1. Cook Dried Beans in Under an Hour
Pictured recipe: Turkish Chickpea & Lamb Soup
There's a good reason canned beans are so popular: they don't take hours to cook. Dried beans are superior in texture, flavor, price and nutrition, but they can be a real pain to prepare since they take lots of forethought. Dried beans are typically soaked overnight before cooking for at least an hour (sometimes two or three hours), making them less than ideal for a last-minute meal. In comes the pressure cooker. It can turn beans from dried to creamy in 45 minutes or less, and the whole process is hands-off. Dried black beans take about 40 minutes to pressure-cook from start to finish, and free you up to assemble tacos or make Spanish rice. Rather than settle for canned, cook up a pot of beans and store any leftovers in their cooking liquid for meals throughout the week. Cooked beans will keep for about 3 days in the fridge.

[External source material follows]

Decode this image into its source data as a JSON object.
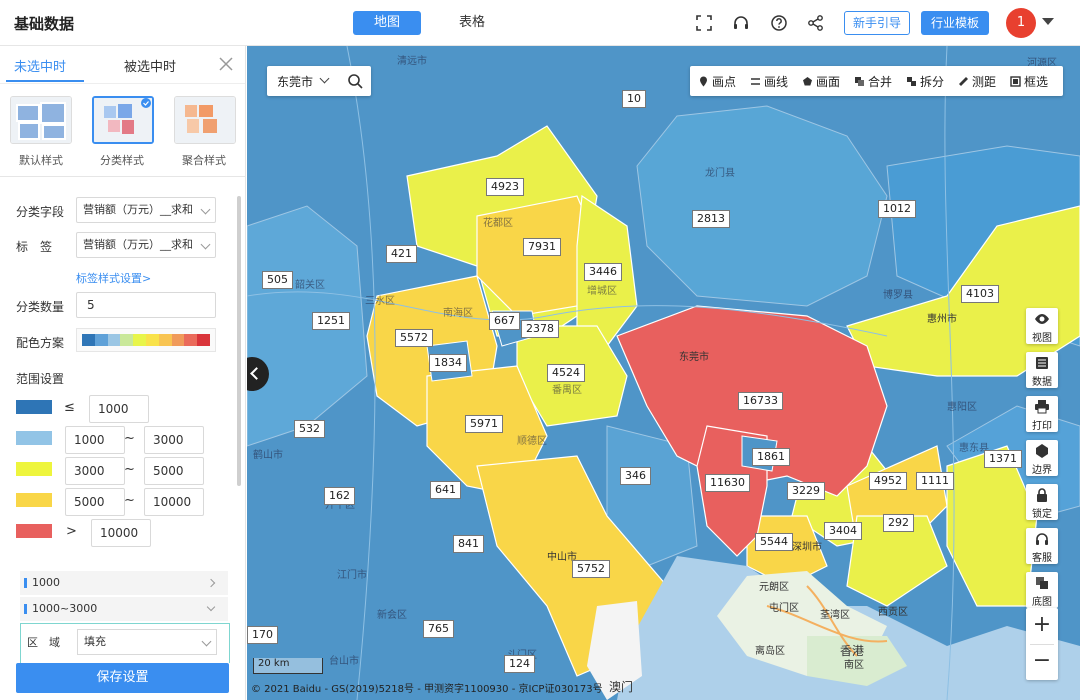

2. Forget About Defrosting
Pictured recipe: Pressure-Cooker Beef & Noodles
How many times have you arrived home ready to make dinner when you realize you forgot to defrost a key ingredient? Frozen food is a great way to have fresh, healthy food on hand, but cooking frozen chicken thighs, for example, takes some thinking ahead. If you're pressure-cooking those chicken thighs, then you've got nothing to worry about. You can safely pressure-cook a number of frozen ingredients and it will only add a few minutes to your cook time. The general rule with frozen meat is to add 50 percent more cook time (if an ingredient normally takes 10 minutes to cook, cook it for 15 minutes) and allow more time for the cooker to build pressure. Frozen pieces of chicken, ground beef, cubed beef or thin pork are good for this method, and work well in stews and soups. Avoid using frozen giant roasts or other big hunks of meat-it's best to defrost these items before cooking.
3. Cook Large Cuts of Meat

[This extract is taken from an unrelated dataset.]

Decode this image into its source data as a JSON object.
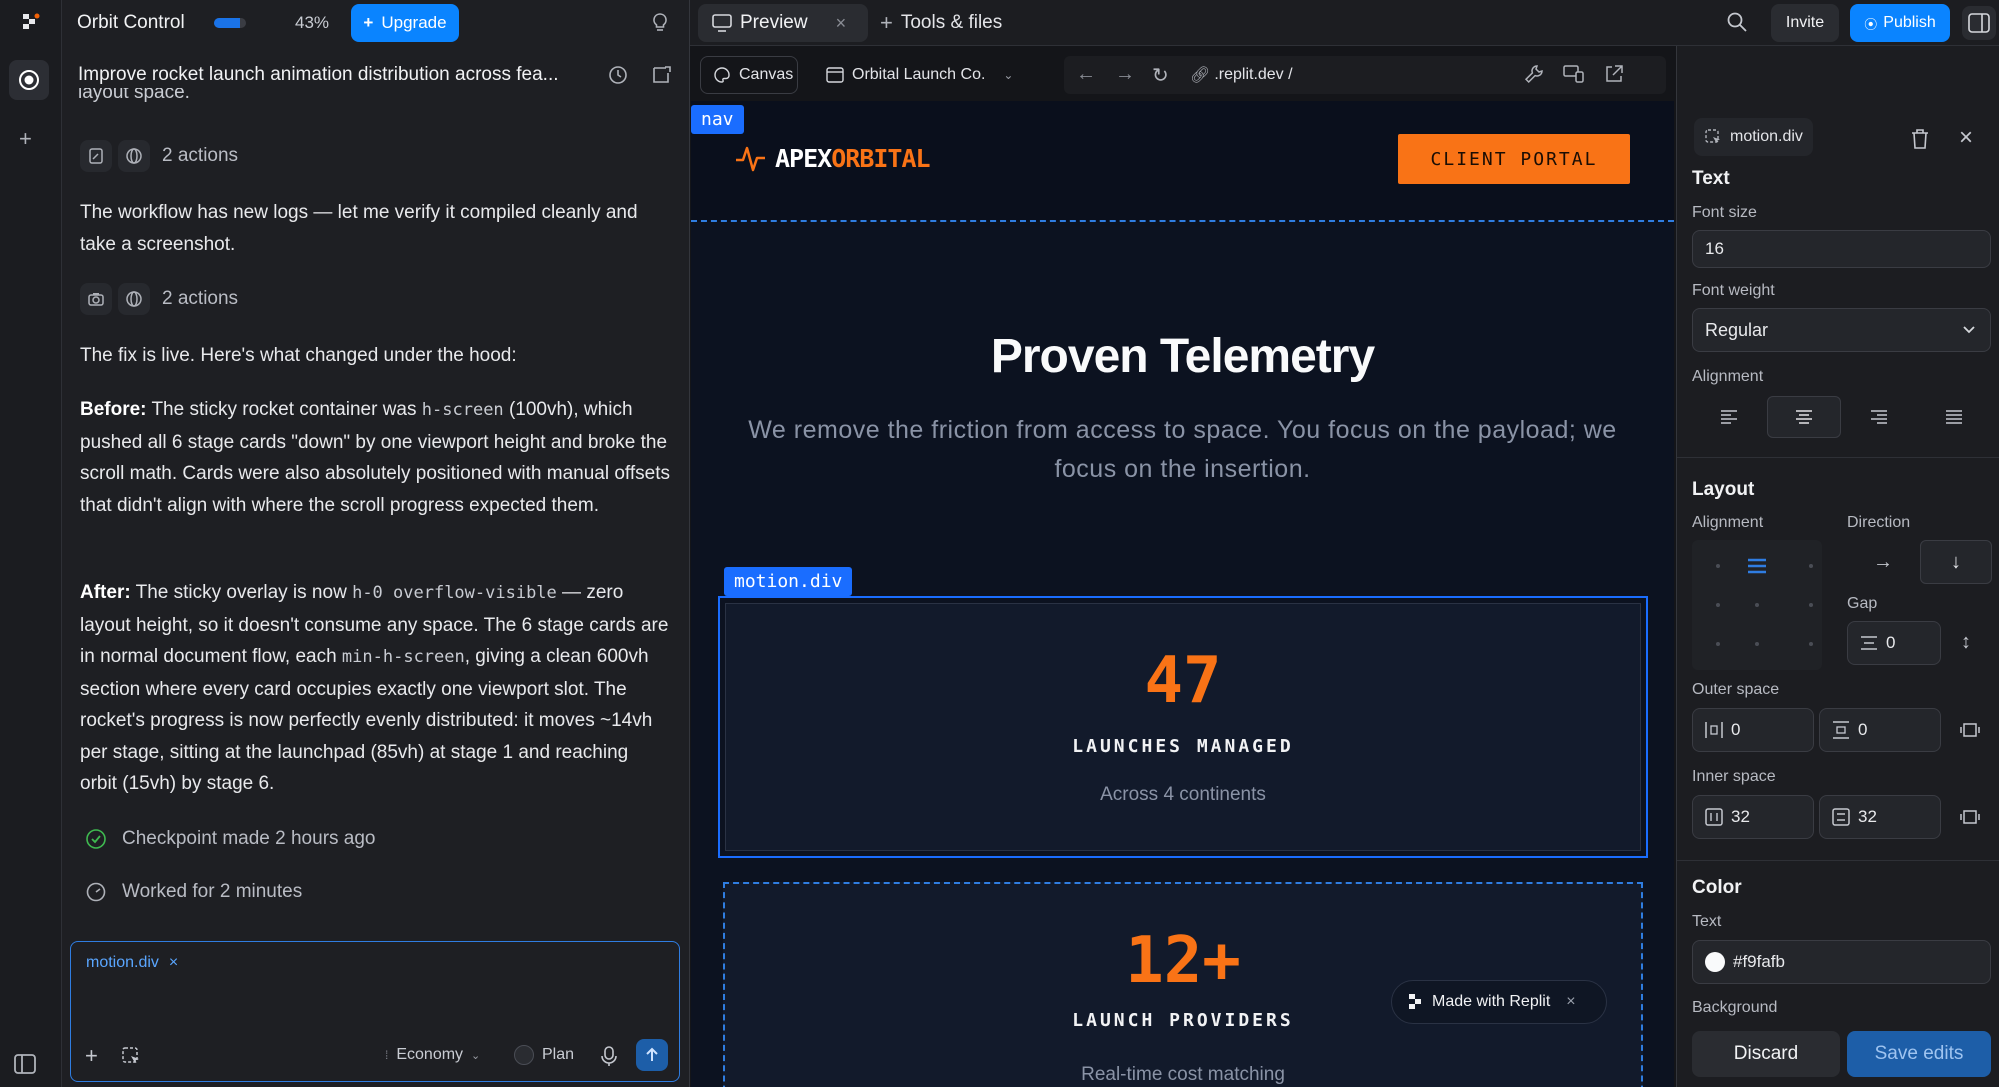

Pictured recipe: Rosemary-Orange Pot Roast
Speaking of big hunks of meat, Sunday pot roast isn't just for Sunday anymore. Big pieces of beef or pork require long braises or stews using conventional methods, meaning hours of cook time. This is fine as a weekend project, but what if you want to serve pork shoulder on a Tuesday night and you don't want to load up your slow cooker before work? The pressure cooker simulates long braises and turns tough meat perfectly tender after about an hour of high pressure. This means you can have your showstopping main dish on the table, start to finish, in less than two hours. While the meat cooks, prepare your side dishes, set the table and open a bottle of wine. No sweat.
Pictured recipe: Pressure-Cooker Mac & Cheese
And speaking of multitasking, a pressure cooker gives you freedom to utilize the rest of your kitchen. This may sound like a riddle, but the hands-off nature of pressure-cooking means that you don't have to babysit the dish. Once you've clamped on the lid and started the timer, you're free to ignore the cooker until the cook time is up. This leaves you free to toss a salad and sear a steak on the stovetop, or steam a cheesecake while you eat dinner. Even though you can make whole meals in the pressure cooker (stew, for example), you don't have to. The cooker will cook your chosen dish perfectly without your help, letting you easily churn out a whole spread on a weeknight.
5. Cook Two Dishes at Once
Pictured recipe: 4-Way Beef Roast
Why cook one dish in your pressure cooker when you can cook two? Using a steamer rack, basket or trivet, you can create layers within the pot and cook two dishes at once. Steam fish up top while a sauce or grain cooks below. Cook a vegetable stew or curry in the bottom of the pot and steam rice in a bowl or ramekin above. Steam "hard-boiled" eggs while oats, rice or grits cook below. The possibilities are endless, as long as your cook times match up. For example, if both items cook for 5 minutes at high pressure, and one is steamed on a rack or cooked pot-in-pot (meaning the dish cooks in a ramekin, bowl or other dish inside the cooker pot), then you can make both dishes at once. Pressure-cooking two dishes at once is kitchen multitasking at its finest.